*YOUR OBJECTIVE*:
Output every record below exactly.

* * * * *

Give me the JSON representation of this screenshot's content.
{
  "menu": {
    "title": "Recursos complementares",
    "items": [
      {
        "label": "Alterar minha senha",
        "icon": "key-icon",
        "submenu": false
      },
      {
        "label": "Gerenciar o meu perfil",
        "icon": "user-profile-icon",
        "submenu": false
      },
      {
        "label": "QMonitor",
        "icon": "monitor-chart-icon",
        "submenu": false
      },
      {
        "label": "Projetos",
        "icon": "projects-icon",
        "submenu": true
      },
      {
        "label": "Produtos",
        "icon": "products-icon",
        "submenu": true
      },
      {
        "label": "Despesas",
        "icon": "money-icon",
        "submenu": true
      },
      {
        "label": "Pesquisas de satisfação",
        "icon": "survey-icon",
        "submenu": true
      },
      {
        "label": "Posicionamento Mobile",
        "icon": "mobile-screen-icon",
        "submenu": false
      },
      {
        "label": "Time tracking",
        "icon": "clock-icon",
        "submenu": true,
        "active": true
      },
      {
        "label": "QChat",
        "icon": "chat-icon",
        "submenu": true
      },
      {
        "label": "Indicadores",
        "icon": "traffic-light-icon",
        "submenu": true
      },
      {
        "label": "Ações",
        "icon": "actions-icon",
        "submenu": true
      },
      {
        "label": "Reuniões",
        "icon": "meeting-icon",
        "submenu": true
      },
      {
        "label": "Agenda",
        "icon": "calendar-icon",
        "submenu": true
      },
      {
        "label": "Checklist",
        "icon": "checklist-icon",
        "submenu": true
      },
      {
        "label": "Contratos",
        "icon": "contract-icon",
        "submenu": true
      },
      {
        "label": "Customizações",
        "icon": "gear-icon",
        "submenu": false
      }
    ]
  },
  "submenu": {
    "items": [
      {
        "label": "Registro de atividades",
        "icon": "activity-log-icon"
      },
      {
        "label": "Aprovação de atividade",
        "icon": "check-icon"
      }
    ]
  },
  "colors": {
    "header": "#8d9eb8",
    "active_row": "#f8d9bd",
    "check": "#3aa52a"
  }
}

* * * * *

*WRITTEN ANSWER*:
Give me the JSON representation of this screenshot's content.
{
  "menu": {
    "title": "Recursos complementares",
    "items": [
      {
        "label": "Alterar minha senha",
        "icon": "key-icon",
        "submenu": false
      },
      {
        "label": "Gerenciar o meu perfil",
        "icon": "user-profile-icon",
        "submenu": false
      },
      {
        "label": "QMonitor",
        "icon": "monitor-chart-icon",
        "submenu": false
      },
      {
        "label": "Projetos",
        "icon": "projects-icon",
        "submenu": true
      },
      {
        "label": "Produtos",
        "icon": "products-icon",
        "submenu": true
      },
      {
        "label": "Despesas",
        "icon": "money-icon",
        "submenu": true
      },
      {
        "label": "Pesquisas de satisfação",
        "icon": "survey-icon",
        "submenu": true
      },
      {
        "label": "Posicionamento Mobile",
        "icon": "mobile-screen-icon",
        "submenu": false
      },
      {
        "label": "Time tracking",
        "icon": "clock-icon",
        "submenu": true,
        "active": true
      },
      {
        "label": "QChat",
        "icon": "chat-icon",
        "submenu": true
      },
      {
        "label": "Indicadores",
        "icon": "traffic-light-icon",
        "submenu": true
      },
      {
        "label": "Ações",
        "icon": "actions-icon",
        "submenu": true
      },
      {
        "label": "Reuniões",
        "icon": "meeting-icon",
        "submenu": true
      },
      {
        "label": "Agenda",
        "icon": "calendar-icon",
        "submenu": true
      },
      {
        "label": "Checklist",
        "icon": "checklist-icon",
        "submenu": true
      },
      {
        "label": "Contratos",
        "icon": "contract-icon",
        "submenu": true
      },
      {
        "label": "Customizações",
        "icon": "gear-icon",
        "submenu": false
      }
    ]
  },
  "submenu": {
    "items": [
      {
        "label": "Registro de atividades",
        "icon": "activity-log-icon"
      },
      {
        "label": "Aprovação de atividade",
        "icon": "check-icon"
      }
    ]
  },
  "colors": {
    "header": "#8d9eb8",
    "active_row": "#f8d9bd",
    "check": "#3aa52a"
  }
}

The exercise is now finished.